WORK TO BE COMPLETED |
Copy all lines below that use the word "icon".
··· RECORDS FOR THE EXERCISE
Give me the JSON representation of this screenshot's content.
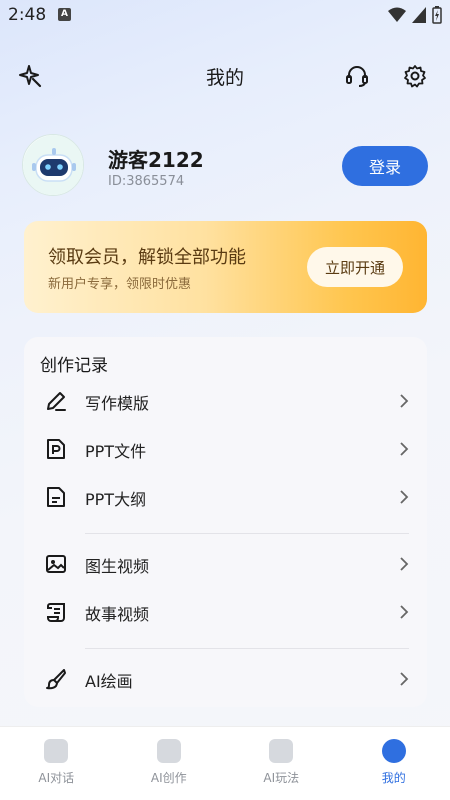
{
  "status_bar": {
    "time": "2:48",
    "badge": "A"
  },
  "header": {
    "title": "我的"
  },
  "profile": {
    "name": "游客2122",
    "id": "ID:3865574",
    "login_label": "登录"
  },
  "vip": {
    "title": "领取会员，解锁全部功能",
    "subtitle": "新用户专享，领限时优惠",
    "button_label": "立即开通"
  },
  "records": {
    "title": "创作记录",
    "items": [
      {
        "label": "写作模版",
        "icon": "pen-icon"
      },
      {
        "label": "PPT文件",
        "icon": "ppt-file-icon"
      },
      {
        "label": "PPT大纲",
        "icon": "outline-doc-icon"
      },
      {
        "label": "图生视频",
        "icon": "image-icon"
      },
      {
        "label": "故事视频",
        "icon": "scroll-icon"
      },
      {
        "label": "AI绘画",
        "icon": "brush-icon"
      }
    ]
  },
  "tabs": [
    {
      "label": "AI对话",
      "active": false
    },
    {
      "label": "AI创作",
      "active": false
    },
    {
      "label": "AI玩法",
      "active": false
    },
    {
      "label": "我的",
      "active": true
    }
  ],
  "colors": {
    "accent": "#2f6fe0",
    "vip_start": "#fff1cf",
    "vip_end": "#ffb532"
  }
}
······
THE COMPLETED TASK |
        "icon": "pen-icon"
        "icon": "ppt-file-icon"
        "icon": "outline-doc-icon"
        "icon": "image-icon"
        "icon": "scroll-icon"
        "icon": "brush-icon"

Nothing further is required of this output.